11 Ways to Improve Your Focus — and Boost Your Performance
A recent study using mice found that when their attention improved, so did their cognitive performance. The same is true for humans. In any endeavor, whether it’s to beat a world record in sports or become the CEO of a company, when people learn how to sharpen their focus, they become smarter, more productive, and higher performing.
Focus is one of the essential traits necessary for achieving ambitious goals. Here are 11 ways to improve yours.
Stop responding to “emergencies.”
Stop allowing yourself to be distracted by the unimportant. If you’re spending 80 percent of your time handling customer complaints about hold times, when will you find time to identify the problem and integrate a new scheduling system? Keep your attention on tasks that specifically contribute to solving the problem. Let fires burn themselves out in the meantime.
Stop focusing on big problems.

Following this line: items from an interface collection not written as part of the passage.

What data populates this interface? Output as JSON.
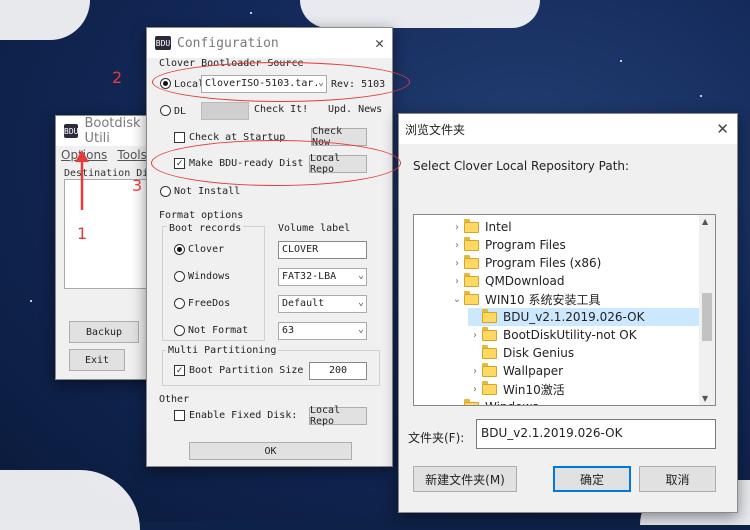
{
  "bootdisk_window": {
    "title": "Bootdisk Utili",
    "menu": [
      "Options",
      "Tools"
    ],
    "destination_label": "Destination Di",
    "backup_button": "Backup",
    "exit_button": "Exit"
  },
  "config": {
    "title": "Configuration",
    "source_header": "Clover Bootloader Source",
    "local_label": "Local",
    "local_file": "CloverISO-5103.tar.",
    "rev_label": "Rev: 5103",
    "dl_label": "DL",
    "check_it_button": "Check It!",
    "upd_news": "Upd. News",
    "check_at_startup_label": "Check at Startup",
    "check_now_button": "Check Now",
    "make_bdu_label": "Make BDU-ready Dist",
    "local_repo_button": "Local Repo",
    "not_install_label": "Not Install",
    "format_header": "Format options",
    "boot_records_header": "Boot records",
    "volume_label_header": "Volume label",
    "boot_options": [
      "Clover",
      "Windows",
      "FreeDos",
      "Not Format"
    ],
    "volume_label_value": "CLOVER",
    "fs_value": "FAT32-LBA",
    "format_mode": "Default",
    "cluster_value": "63",
    "multi_partitioning_header": "Multi Partitioning",
    "boot_partition_label": "Boot Partition Size (M",
    "boot_partition_value": "200",
    "other_header": "Other",
    "enable_fixed_label": "Enable Fixed Disk:",
    "local_repo_button2": "Local Repo",
    "ok_button": "OK"
  },
  "browse": {
    "title": "浏览文件夹",
    "prompt": "Select Clover Local Repository Path:",
    "tree": [
      {
        "label": "Intel",
        "expander": "›"
      },
      {
        "label": "Program Files",
        "expander": "›"
      },
      {
        "label": "Program Files (x86)",
        "expander": "›"
      },
      {
        "label": "QMDownload",
        "expander": "›"
      },
      {
        "label": "WIN10 系统安装工具",
        "expander": "⌄"
      },
      {
        "label": "BDU_v2.1.2019.026-OK",
        "expander": ""
      },
      {
        "label": "BootDiskUtility-not OK",
        "expander": "›"
      },
      {
        "label": "Disk Genius",
        "expander": ""
      },
      {
        "label": "Wallpaper",
        "expander": "›"
      },
      {
        "label": "Win10激活",
        "expander": "›"
      },
      {
        "label": "Windows",
        "expander": "›"
      }
    ],
    "folder_label": "文件夹(F):",
    "folder_value": "BDU_v2.1.2019.026-OK",
    "new_folder_button": "新建文件夹(M)",
    "ok_button": "确定",
    "cancel_button": "取消"
  },
  "annotations": [
    "1",
    "2",
    "3"
  ],
  "colors": {
    "annotation": "#e23b3b",
    "selection": "#cce8ff"
  }
}
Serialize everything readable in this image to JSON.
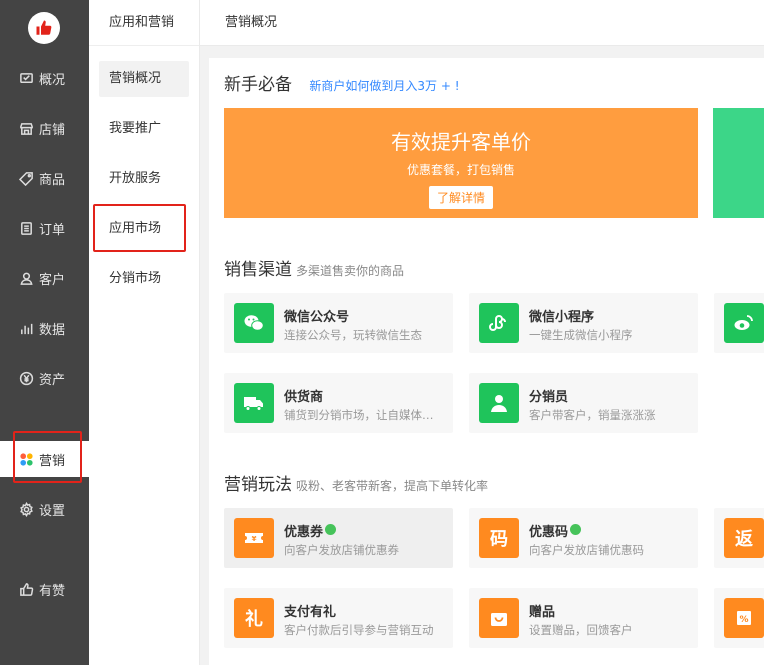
{
  "nav1": {
    "items": [
      {
        "label": "概况",
        "icon": "overview-icon"
      },
      {
        "label": "店铺",
        "icon": "store-icon"
      },
      {
        "label": "商品",
        "icon": "tag-icon"
      },
      {
        "label": "订单",
        "icon": "order-icon"
      },
      {
        "label": "客户",
        "icon": "user-icon"
      },
      {
        "label": "数据",
        "icon": "chart-icon"
      },
      {
        "label": "资产",
        "icon": "yen-icon"
      },
      {
        "label": "营销",
        "icon": "marketing-icon"
      },
      {
        "label": "设置",
        "icon": "gear-icon"
      },
      {
        "label": "有赞",
        "icon": "thumb-icon"
      }
    ]
  },
  "nav2": {
    "title": "应用和营销",
    "items": [
      {
        "label": "营销概况"
      },
      {
        "label": "我要推广"
      },
      {
        "label": "开放服务"
      },
      {
        "label": "应用市场"
      },
      {
        "label": "分销市场"
      }
    ]
  },
  "header": {
    "title": "营销概况"
  },
  "newbie": {
    "title": "新手必备",
    "link": "新商户如何做到月入3万 + !",
    "banner_title": "有效提升客单价",
    "banner_sub": "优惠套餐，打包销售",
    "banner_button": "了解详情"
  },
  "channels": {
    "title": "销售渠道",
    "sub": "多渠道售卖你的商品",
    "cards": [
      {
        "title": "微信公众号",
        "desc": "连接公众号，玩转微信生态"
      },
      {
        "title": "微信小程序",
        "desc": "一键生成微信小程序"
      },
      {
        "title": "供货商",
        "desc": "铺货到分销市场，让自媒体帮你卖货"
      },
      {
        "title": "分销员",
        "desc": "客户带客户，销量涨涨涨"
      }
    ]
  },
  "marketing": {
    "title": "营销玩法",
    "sub": "吸粉、老客带新客，提高下单转化率",
    "cards": [
      {
        "title": "优惠券",
        "desc": "向客户发放店铺优惠券",
        "icon_text": "¥"
      },
      {
        "title": "优惠码",
        "desc": "向客户发放店铺优惠码",
        "icon_text": "码"
      },
      {
        "title": "支付有礼",
        "desc": "客户付款后引导参与营销互动",
        "icon_text": "礼"
      },
      {
        "title": "赠品",
        "desc": "设置赠品，回馈客户",
        "icon_text": ""
      }
    ],
    "edge_icons": [
      "返",
      "%"
    ]
  },
  "colors": {
    "accent_green": "#1fc45b",
    "accent_orange": "#ff8a1f",
    "banner_orange": "#ff9d3f",
    "link_blue": "#3388ff",
    "highlight_red": "#e2231a"
  }
}
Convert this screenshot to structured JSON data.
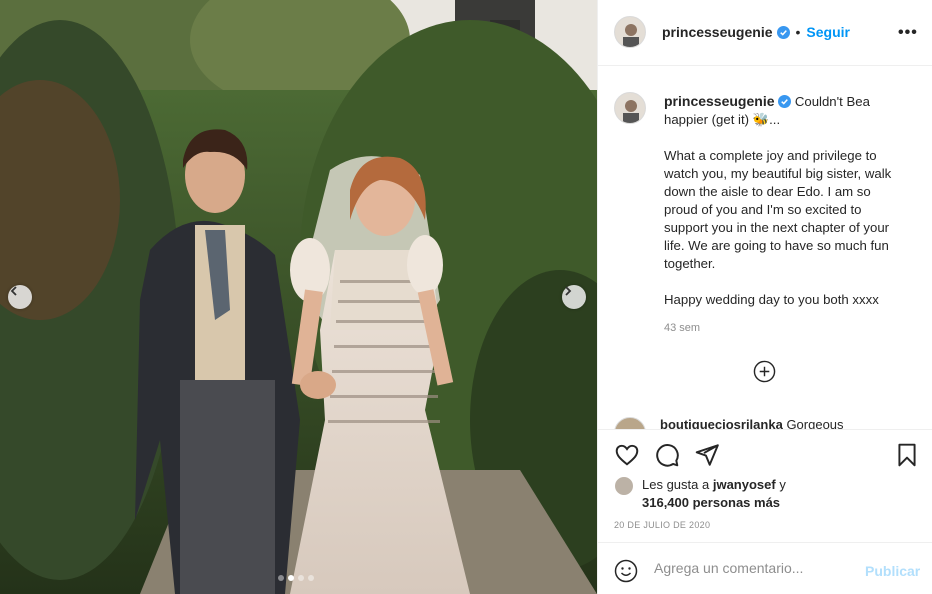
{
  "post": {
    "username": "princesseugenie",
    "follow_label": "Seguir",
    "separator": "•",
    "more_label": "•••",
    "caption_lines": [
      "Couldn't Bea happier (get it) 🐝...",
      "What a complete joy and privilege to watch you, my beautiful big sister, walk down the aisle to dear Edo. I am so proud of you and I'm so excited to support you in the next chapter of your life. We are going to have so much fun together.",
      "Happy wedding day to you both xxxx"
    ],
    "time_ago": "43 sem",
    "next_comment_user": "boutiqueciosrilanka",
    "next_comment_text": "Gorgeous"
  },
  "likes": {
    "prefix": "Les gusta a",
    "user": "jwanyosef",
    "conjunction": "y",
    "count": "316,400 personas más"
  },
  "date": "20 DE JULIO DE 2020",
  "comment": {
    "placeholder": "Agrega un comentario...",
    "publish_label": "Publicar"
  },
  "carousel": {
    "slides": 4,
    "active_index": 1
  },
  "icons": {
    "verified": "verified-badge-icon",
    "heart": "heart-icon",
    "comment": "comment-icon",
    "share": "share-icon",
    "save": "bookmark-icon",
    "emoji": "emoji-icon",
    "load_more": "plus-circle-icon",
    "prev": "chevron-left-icon",
    "next": "chevron-right-icon"
  },
  "colors": {
    "link": "#0095f6",
    "publish_disabled": "#b2dffc",
    "muted": "#8e8e8e",
    "text": "#262626"
  }
}
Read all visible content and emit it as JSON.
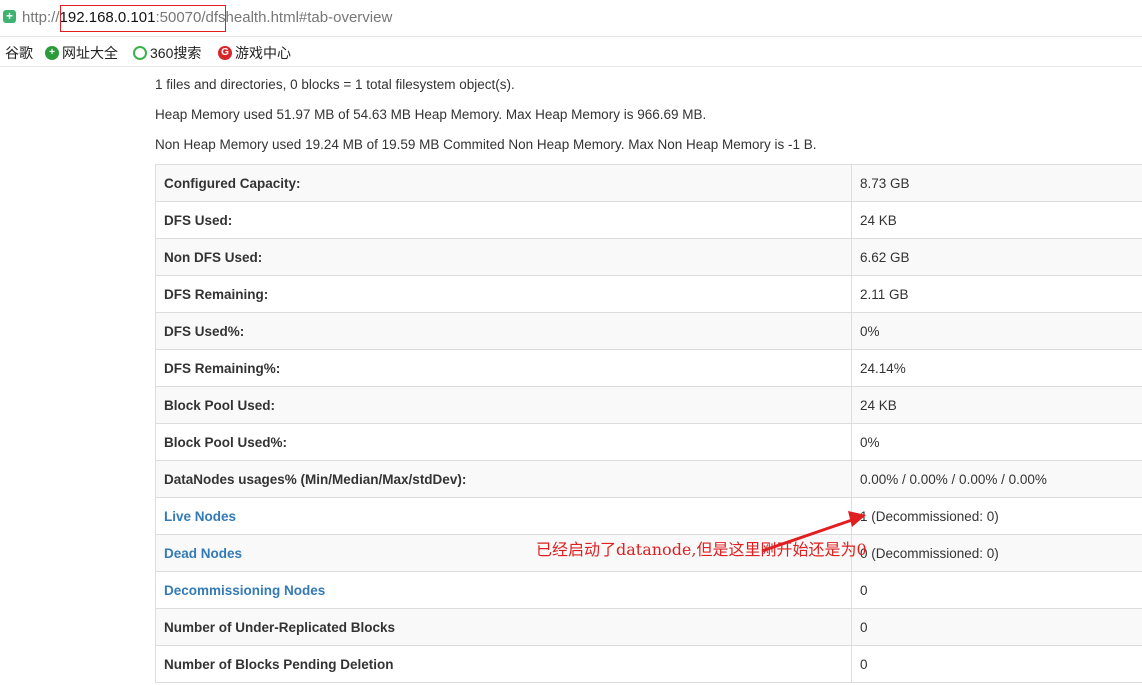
{
  "address_bar": {
    "scheme": "http://",
    "host": "192.168.0.101",
    "sep": ":",
    "port": "50070",
    "path": "/dfshealth.html#tab-overview"
  },
  "bookmarks": [
    {
      "label": "谷歌",
      "icon": "google-icon"
    },
    {
      "label": "网址大全",
      "icon": "plus-circle-icon"
    },
    {
      "label": "360搜索",
      "icon": "360-search-icon"
    },
    {
      "label": "游戏中心",
      "icon": "game-center-icon"
    }
  ],
  "summary": {
    "files": "1 files and directories, 0 blocks = 1 total filesystem object(s).",
    "heap": "Heap Memory used 51.97 MB of 54.63 MB Heap Memory. Max Heap Memory is 966.69 MB.",
    "nonheap": "Non Heap Memory used 19.24 MB of 19.59 MB Commited Non Heap Memory. Max Non Heap Memory is -1 B."
  },
  "overview": [
    {
      "key": "Configured Capacity:",
      "value": "8.73 GB"
    },
    {
      "key": "DFS Used:",
      "value": "24 KB"
    },
    {
      "key": "Non DFS Used:",
      "value": "6.62 GB"
    },
    {
      "key": "DFS Remaining:",
      "value": "2.11 GB"
    },
    {
      "key": "DFS Used%:",
      "value": "0%"
    },
    {
      "key": "DFS Remaining%:",
      "value": "24.14%"
    },
    {
      "key": "Block Pool Used:",
      "value": "24 KB"
    },
    {
      "key": "Block Pool Used%:",
      "value": "0%"
    },
    {
      "key": "DataNodes usages% (Min/Median/Max/stdDev):",
      "value": "0.00% / 0.00% / 0.00% / 0.00%"
    },
    {
      "key": "Live Nodes",
      "value": "1 (Decommissioned: 0)",
      "link": true
    },
    {
      "key": "Dead Nodes",
      "value": "0 (Decommissioned: 0)",
      "link": true
    },
    {
      "key": "Decommissioning Nodes",
      "value": "0",
      "link": true
    },
    {
      "key": "Number of Under-Replicated Blocks",
      "value": "0"
    },
    {
      "key": "Number of Blocks Pending Deletion",
      "value": "0"
    }
  ],
  "annotation": {
    "text": "已经启动了datanode,但是这里刚开始还是为0",
    "color": "#e02020"
  },
  "colors": {
    "link": "#337ab7",
    "highlight": "#e02020"
  }
}
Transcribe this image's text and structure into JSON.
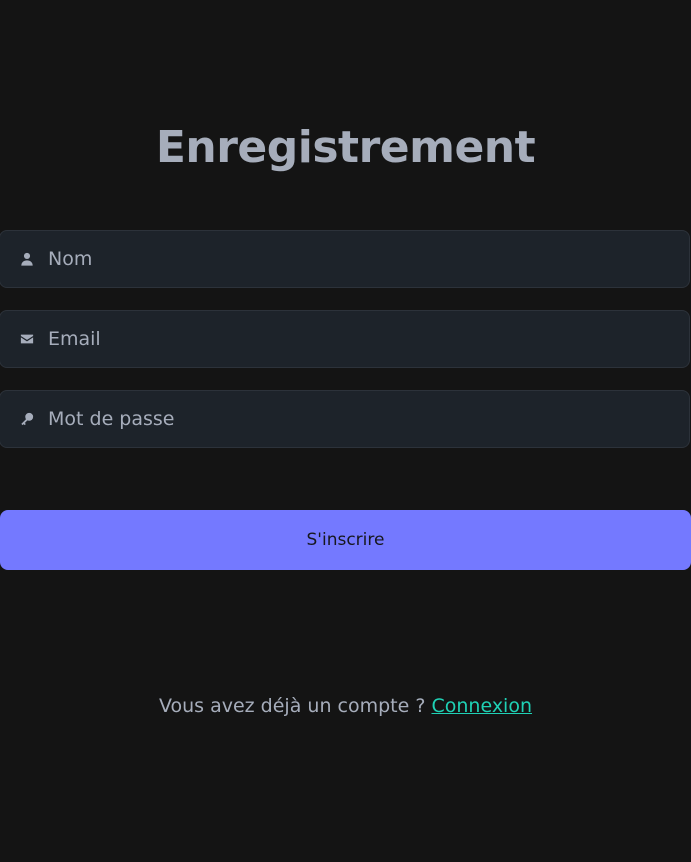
{
  "page": {
    "title": "Enregistrement"
  },
  "form": {
    "name_field": {
      "placeholder": "Nom",
      "value": "",
      "icon": "user-icon"
    },
    "email_field": {
      "placeholder": "Email",
      "value": "",
      "icon": "envelope-icon"
    },
    "password_field": {
      "placeholder": "Mot de passe",
      "value": "",
      "icon": "key-icon"
    },
    "submit_label": "S'inscrire"
  },
  "footer": {
    "prompt": "Vous avez déjà un compte ?",
    "login_link": "Connexion"
  },
  "colors": {
    "background": "#141414",
    "input_background": "#1d232a",
    "text": "#a6adbb",
    "primary": "#7479ff",
    "link": "#1fd1b5"
  }
}
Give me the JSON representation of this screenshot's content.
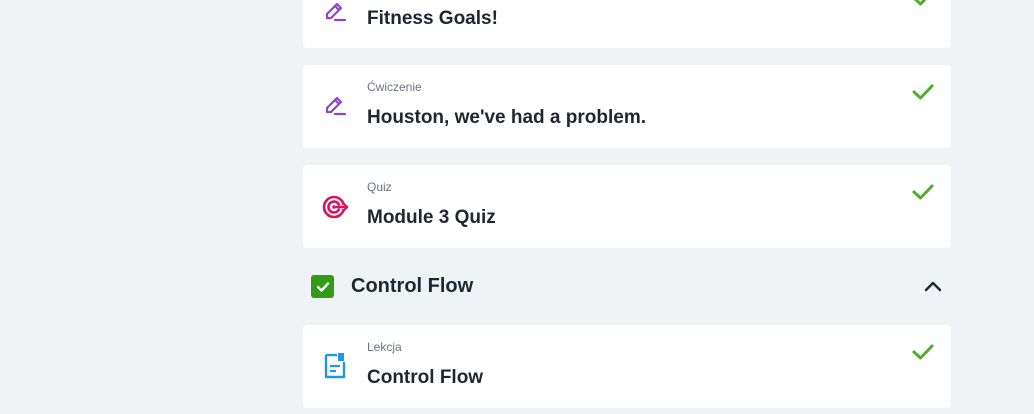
{
  "items_top": [
    {
      "type": "",
      "title": "Fitness Goals!",
      "icon": "pencil-icon",
      "completed": true
    },
    {
      "type": "Ćwiczenie",
      "title": "Houston, we've had a problem.",
      "icon": "pencil-icon",
      "completed": true
    },
    {
      "type": "Quiz",
      "title": "Module 3 Quiz",
      "icon": "target-icon",
      "completed": true
    }
  ],
  "section": {
    "title": "Control Flow",
    "completed": true,
    "expanded": true,
    "toggle_icon": "chevron-up-icon"
  },
  "items_section": [
    {
      "type": "Lekcja",
      "title": "Control Flow",
      "icon": "document-icon",
      "completed": true
    }
  ],
  "colors": {
    "background": "#f0f3f6",
    "card": "#ffffff",
    "check_green": "#4caf2a",
    "checkbox_green": "#2f9e14",
    "pencil_purple": "#8e44c9",
    "target_pink": "#e0105c",
    "document_blue": "#2196e3",
    "title_text": "#1f2630",
    "type_text": "#6a7380"
  }
}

The worst way to accomplish a big goal you’ve set is to focus on the problem itself. Instead, focus on the solution. Come up with three tasks to do each day that will get you closer to your goal. These are your “process goals.” Be relentless in your commitment to accomplish these three process goals each day. Don’t let anyone or anything keep you from completing them.
Be willing to disappoint.
When you’re focusing on getting your top three process goals done each day, you will occasionally disappoint colleagues, clients, and customers by not dropping everything to help them. That’s okay. Prioritizing your tasks doesn’t mean you’ll never help someone else out. It just means that you’ll get to it after you’ve made sure you have time for your most important tasks.
Walk toward unpleasant or stressful tasks.
The most important tasks each day are also typically the tasks we fear, dread, and avoid most. Tackling process goals daily won’t always produce immediate results. But being persistently focused on process goal completion will help you avoid unproductive slumps. On a daily basis, rally your energy and courage to tackle those daily goals that have the greatest influence on your performance and therefore success.
You have only so much self-control within you, so spend it on what is most important. Limit the temptations in your life so you don’t deplete your reserve of discipline before getting priorities done. If you have a weakness for “surfing the net,” then don’t go online. If you have difficulty saying, “I can’t talk now, I’m working” to friends who call during the day, let their calls go to voicemail. Or do your most trying tasks very early in the day, before distractions intrude.
Just as baseball players practice swinging with a weighted bat so that in a game batting feels easy, you can improve your discipline by pushing yourself to be more disciplined than usual. Choose one process goal to overachieve one time per week. If one of your process goals is to make 10 cold calls a day, then once a week do 15. If you choose Friday, the hardest day to stay disciplined, it will reinforce your ability to maintain discipline and focus the other weekdays.
Team up with a “mental” coach.
Many of us perform better when we know someone is watching us or we feel accountable to someone else. Yet a part of being a high performer requires that you watch, evaluate, and are accountable to yourself. So conjure up a coach in your mind. Think of someone who inspired you, challenged you, and served as a role model. When faced with a daunting task, ask yourself, “What would So-and-So do if she had two reports and only 24 hours to complete them?”
Control your “performance arousal.”
A good way to increase focus and hence performance success is learning how to moderate your performance arousal. That’s the feeling of being pumped up with potential energy and you’re super aware, ready to rumble, and psyched. On a 10-point scale, with 1 being half asleep, and 10 performing at 1,000 mph, you want to be at a number in between that feels more like the perfect symphony of calm, aggressive, and confident. The best way to control performance arousal is to be super prepared for the task that awaits you.
Maintaining focus is dependent on good health. Lack of sleep, depleted energy from overindulging the night before, poor nutrition, too much caffeine, and too little exercise are all factors that interfere with one’s ability to focus. If you have a big goal to achieve, “train” for it like a professional athlete. For optimal mental focus and performance, take a holistic approach to physical and mental health — sleep, rest, low stress, good diet, and vigorous exercise.
Drill, baby, drill.
Among teams of equal talent, winning and losing are determined in the preparation. Legendary NFL coach Vince Lombardi led his teams to greatness by drilling plays again and again and again. His power sweep (a simple play that relied on the perfect execution of the fundamentals of blocking and teamwork) dominated pro football for 10 years. Know every detail that goes into your process goals, and drill, baby, drill until they become second nature.
Do a mental workout every day.
Doing my 100-Second Mental Workout every day reinforces your goal, the process needed to accomplish it, and jumpstarts your motivation and focus. In my book, Executive Toughness, I explain this in detail. Briefly, it’s this: Step 1: take a deep centering breath to get calm and focused. Step 2: state who you are as if you’d already achieved your goal. Step 3: play a mental video of what your life is like as if you’d accomplished your goal. Step 4: repeat step 2. Step 5: Take another centering breath.
|Print article||This entry was posted by Jason Selk on April 15, 2012 at 6:26 pm, and is filed under Mental Toughness. Follow any responses to this post through RSS 2.0. You can leave a response or trackback from your own site.|